Case Status: Victory
Operation King’s Dream v. Ward Connerly
CIR defends Michigan civil rights initiative
The Center for Individual Rights represented the Michigan Civil Rights Initiative (MCRI) against a last-minute effort by opponents to keep it off the November 2006 ballot by challenging its legality under the federal Voting Rights Act.
In July 2006, an organization called “Coalition to Defend Affirmative Action, Integration and Immigrant Rights and Fight for Equality By Any Means Necessary” (“BAMN”) filed suit in federal court alleging that some petition circulators obtained the signature of black individuals “by saying that the petition supported affirmative action.” Contending that these alleged statements amounted to fraud in violation of the federal Voting Rights Act, BAMN’s suit demanded that the initiative be removed from the November ballot.
CIR represented MCRI and several citizens named in the suit, including Jennifer Gratz and Ward Connerly. On August 3, 2006, CIR filed a motion asking the court to promptly dismiss BAMN’s suit. CIR contended that the largely frivolous action failed to state a claim under the Voting Rights Act and that even if it did, allowing the suit to go forward would violate the free speech rights of petition supporters.
Finding that MCRI had not violated any measures of the Voting Rights Act, Judge Tarnow of the U.S. District Court for the Eastern District of Michigan denied BAMN’s motion to remove MCRI from the ballot. The U.S. Court of Appeals for the Sixth Circuit then rejected BAMN’s appeal, allowing MCRI to appear on the November 2006 ballot. The MCRI subsequently passed by a 58-42 margin.
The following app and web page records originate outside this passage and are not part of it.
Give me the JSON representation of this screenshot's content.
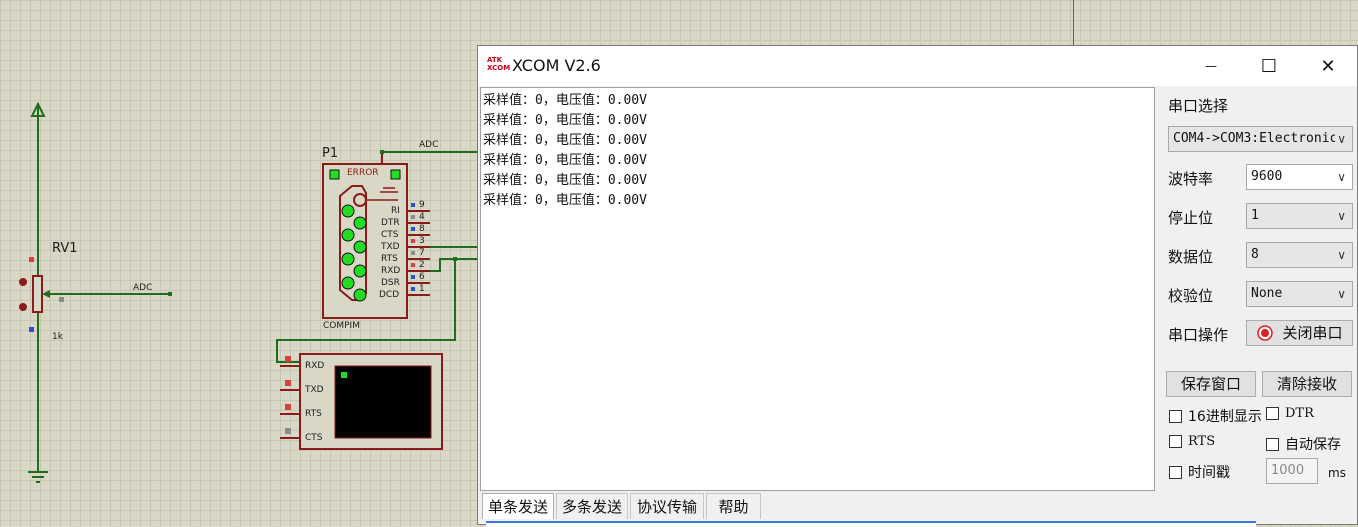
{
  "schematic": {
    "rv1_label": "RV1",
    "rv1_value": "1k",
    "adc_net_label_1": "ADC",
    "adc_net_label_2": "ADC",
    "p1_label": "P1",
    "p1_error": "ERROR",
    "p1_pins_left": [
      "RI",
      "DTR",
      "CTS",
      "TXD",
      "RTS",
      "RXD",
      "DSR",
      "DCD"
    ],
    "p1_pin_numbers": [
      "9",
      "4",
      "8",
      "3",
      "7",
      "2",
      "6",
      "1"
    ],
    "p1_part": "COMPIM",
    "terminal_pins": [
      "RXD",
      "TXD",
      "RTS",
      "CTS"
    ]
  },
  "window": {
    "logo": "ATK\nXCOM",
    "title": "XCOM V2.6",
    "minimize_glyph": "—",
    "maximize_glyph": "☐",
    "close_glyph": "✕"
  },
  "receive_lines": [
    "采样值：0，电压值：0.00V",
    "采样值：0，电压值：0.00V",
    "采样值：0，电压值：0.00V",
    "采样值：0，电压值：0.00V",
    "采样值：0，电压值：0.00V",
    "采样值：0，电压值：0.00V"
  ],
  "panel": {
    "port_select_label": "串口选择",
    "port_value": "COM4->COM3:Electronic",
    "baud_label": "波特率",
    "baud_value": "9600",
    "stopbit_label": "停止位",
    "stopbit_value": "1",
    "databit_label": "数据位",
    "databit_value": "8",
    "parity_label": "校验位",
    "parity_value": "None",
    "port_op_label": "串口操作",
    "close_port_button": "关闭串口",
    "save_window_button": "保存窗口",
    "clear_receive_button": "清除接收",
    "hex_display": "16进制显示",
    "dtr": "DTR",
    "rts": "RTS",
    "auto_save": "自动保存",
    "timestamp": "时间戳",
    "timestamp_value": "1000",
    "timestamp_unit": "ms"
  },
  "tabs": [
    "单条发送",
    "多条发送",
    "协议传输",
    "帮助"
  ],
  "colors": {
    "wire": "#1e6e1e",
    "component": "#8b1a1a",
    "led_green": "#22dd22",
    "terminal_screen": "#000000"
  }
}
Noisy effort to deny free speech rights
BAMN’s suit made the nonsensical claim that putting the civil rights referendum on the ballot would have somehow violated the 1965 voting rights act, which prohibits states from denying citizens the right to vote on the basis of race. In the topsy-turvy world in which the theory lived, it would have violated federal law to give all voters — regardless of race — the chance to vote on the initiative designed to end racial preferences.
More troubling still was the dangerous precedent that BAMN hoped to set for involving federal judges in every state and local election. In this case, citizens were sued in federal court for encouraging someone to sign a petition that stated on its face exactly what it would do. By that same logic, a last-minute television commercial that “falsely” induced someone to vote for a particular candidate would also deny a person’s right to vote.